Killam Scholarship awarded to pediatric grad student

Sarah Raza wants to understand how autism develops early in life

Tamara Vineberg - 01 November 2019

A pediatrics graduate student has received a prestigious award. PhD candidate Sarah Raza is one of the 14 students awarded the Izaak Walton Killam Memorial Scholarship, valued at $45,000 a year for two years. The University of Alberta is one of four Killam Institutes that have benefitted from the estate of Dorothy Killam. It was her desire that those awarded scholarships and fellowships be likely to contribute to the advancement of learning or to win distinction in their profession.

We spoke with Raza (supervisor Lonnie Zwaigenbaum) about her research and the impact of the scholarship.

What does your research focus on?
My research focuses on understanding how autism develops early in life. Autism is a common developmental disability that affects how a child interacts with others from a very early age. Although autism is often not diagnosed until age four, the earliest signs may appear in a child's first year of life, such as difficulties with emotional reactions. My research aims to answer why difficulties in regulating emotions are risk markers for autism. I am testing 'high-risk' infants (infants whose older sibling has autism) during an emotion task, using a novel behavioural-physiological approach. This research project may help us learn how to identify autism earlier - promoting earlier diagnosis, treatment, and improving long-term outcomes for these children. Therefore, this research will improve our understanding of how autism develops in infants and may open the doors for developing treatments and intervention programs that may reduce expression of autism.
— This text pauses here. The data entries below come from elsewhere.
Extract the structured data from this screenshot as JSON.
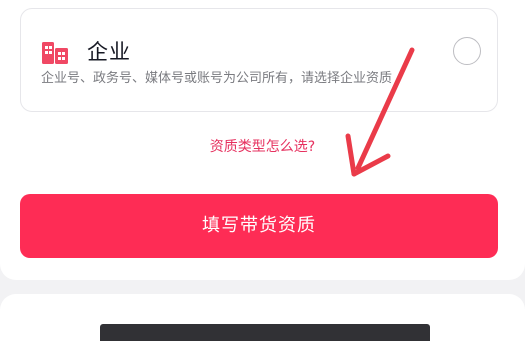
{
  "option": {
    "title": "企业",
    "description": "企业号、政务号、媒体号或账号为公司所有，请选择企业资质",
    "icon": "building-icon",
    "selected": false
  },
  "help_link": "资质类型怎么选?",
  "primary_button": "填写带货资质",
  "colors": {
    "accent": "#fe2c55",
    "link": "#e6315f",
    "annotation_arrow": "#ea3b49"
  }
}
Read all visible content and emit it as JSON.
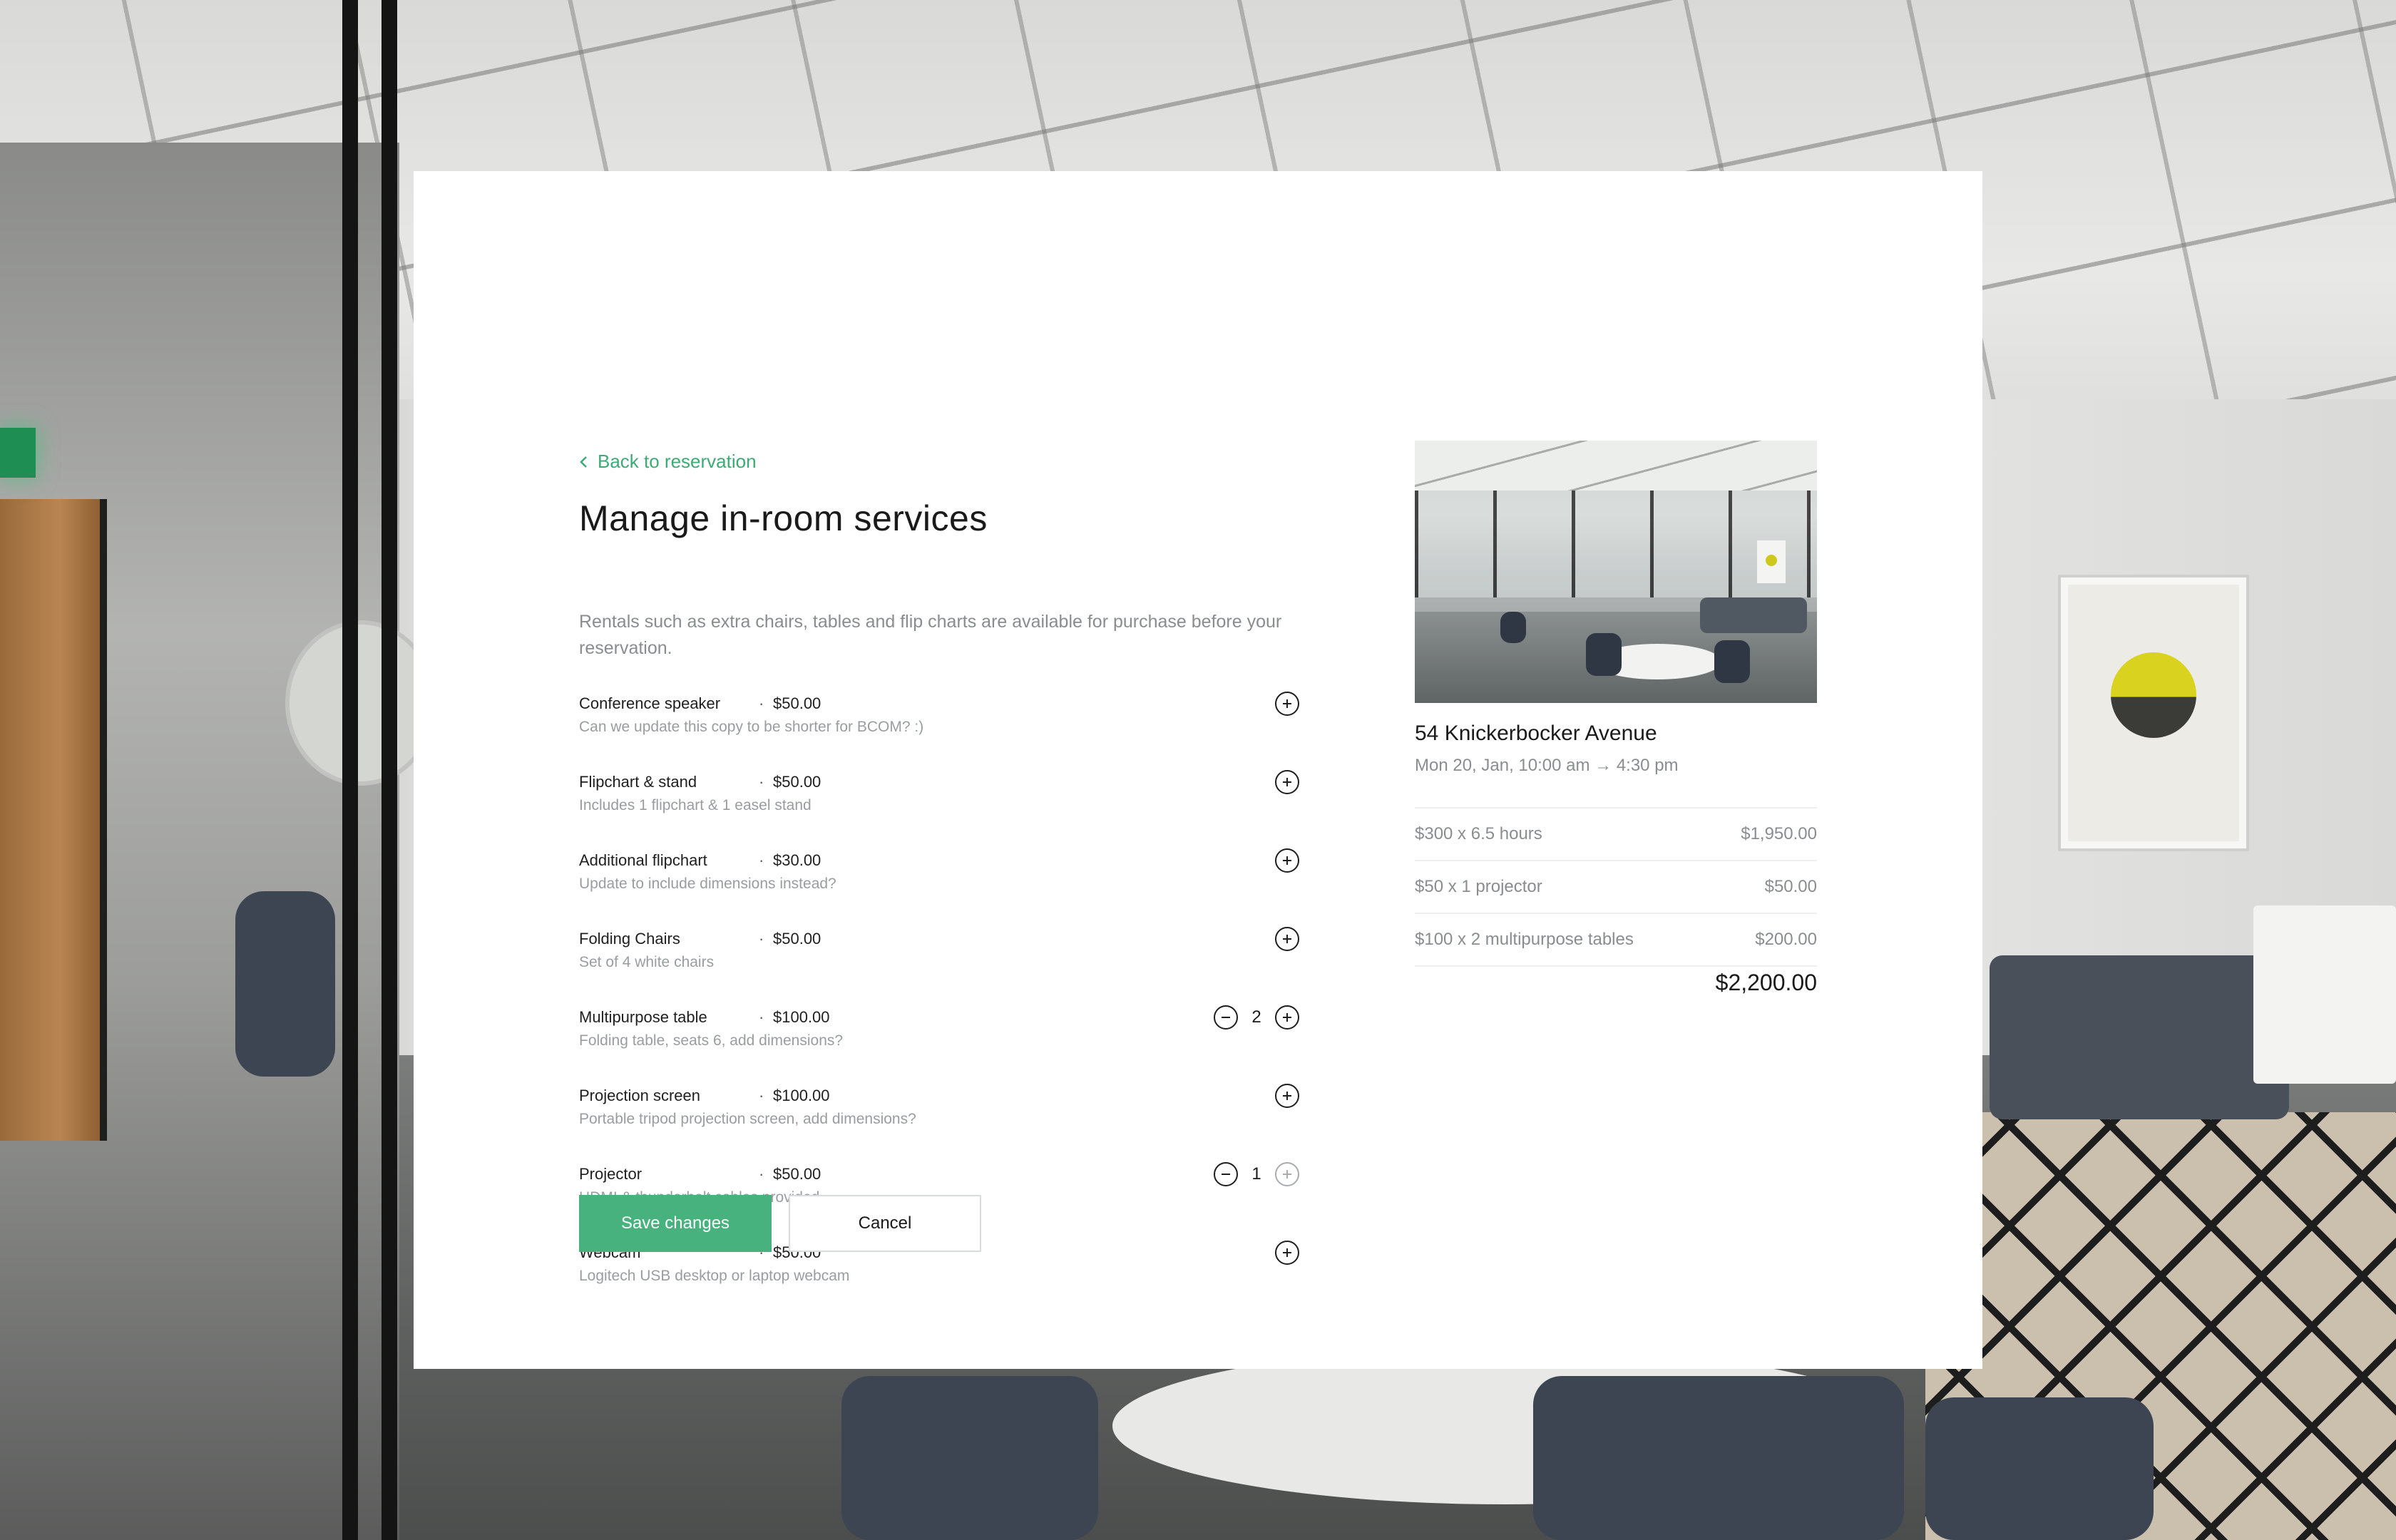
{
  "back_link": {
    "label": "Back to reservation"
  },
  "page_title": "Manage in-room services",
  "intro": "Rentals such as extra chairs, tables and flip charts are available for purchase before your reservation.",
  "services": [
    {
      "name": "Conference speaker",
      "price": "$50.00",
      "description": "Can we update this copy to be shorter for BCOM? :)",
      "quantity": null
    },
    {
      "name": "Flipchart & stand",
      "price": "$50.00",
      "description": "Includes 1 flipchart & 1 easel stand",
      "quantity": null
    },
    {
      "name": "Additional flipchart",
      "price": "$30.00",
      "description": "Update to include dimensions instead?",
      "quantity": null
    },
    {
      "name": "Folding Chairs",
      "price": "$50.00",
      "description": "Set of 4 white chairs",
      "quantity": null
    },
    {
      "name": "Multipurpose table",
      "price": "$100.00",
      "description": "Folding table, seats 6, add dimensions?",
      "quantity": "2"
    },
    {
      "name": "Projection screen",
      "price": "$100.00",
      "description": "Portable tripod projection screen, add dimensions?",
      "quantity": null
    },
    {
      "name": "Projector",
      "price": "$50.00",
      "description": "HDMI & thunderbolt cables provided",
      "quantity": "1",
      "increment_disabled": true
    },
    {
      "name": "Webcam",
      "price": "$50.00",
      "description": "Logitech USB desktop or laptop webcam",
      "quantity": null
    }
  ],
  "separator": "·",
  "actions": {
    "save_label": "Save changes",
    "cancel_label": "Cancel"
  },
  "summary": {
    "venue_name": "54 Knickerbocker Avenue",
    "venue_time": "Mon 20, Jan, 10:00 am → 4:30 pm",
    "line_items": [
      {
        "label": "$300 x 6.5 hours",
        "amount": "$1,950.00"
      },
      {
        "label": "$50 x 1 projector",
        "amount": "$50.00"
      },
      {
        "label": "$100 x 2 multipurpose tables",
        "amount": "$200.00"
      }
    ],
    "total": "$2,200.00"
  },
  "colors": {
    "accent": "#47b27d",
    "link": "#3dab75",
    "muted_text": "#8a8d8f"
  },
  "icons": {
    "back": "chevron-left-icon",
    "increment": "plus-circle-icon",
    "decrement": "minus-circle-icon"
  }
}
Why did you choose to focus your graduate studies in pediatrics?
My interest in pediatric research began during my undergraduate education. Over the course of four years, I had the opportunity to work as a research assistant in a developmental neuroscience laboratory. My time at the laboratory consisted of working on several projects focused on understanding the role of early positive and negative experiences on brain development and later outcomes, with implications for health in human populations. As a student, it was very rewarding to see the potential clinical implications of my research. This experience led me to pursue graduate school with a focus in pediatrics, as I desired to learn more about neurodevelopment in autism and apply this knowledge to a real-world setting. This shifted my career pursuits to clinical research, where I sought to work with clinicians to translate research findings from 'bench to bedside' and improve outcomes of children living with autism.

What other degrees do you have and what did they focus on?
I have a bachelor of science in biological sciences, as well as a master of science focused in neuroscience. My M.Sc. research was an extension of what I worked on during my undergrad, where I studied the brain-behaviour relationship in autism.

What does receiving the Killam Scholarship mean to you?
Receiving the Killam award is very exciting and a tremendous honour. To be honest, I am a bit beyond words! It is very encouraging to hear that others - especially those from other fields - appreciate my research and find it valuable. The award reminds me that I have a large support system, both within and outside of the university, supporting my research journey and aspirations. It is a wonderful and reassuring feeling.

What are your plans after you complete your graduate studies?
Over the course of my graduate training, I have refined my research skills and now, in the midst of my PhD, I am currently developing and refining a new clinical skill set. I believe the combined experiences of basic and clinical research will allow me to achieve my goal of becoming a developmental neuroscientist actively engaged in translational research. By combining knowledge from my lab research with my clinical research, it is my hope that this will provide me with a "big picture" understanding of early development in autism, and promote effective critical thinking skills from multiple lenses. In addition to ongoing research, I would like to gain additional training in science policy/advocacy and work with stakeholders to guide clinical practice, public policy, and improve long-term outcomes for children with neurodevelopmental disorders.

Learn why the U of A is a Killam Institution
Read more about Killam Trust Scholarships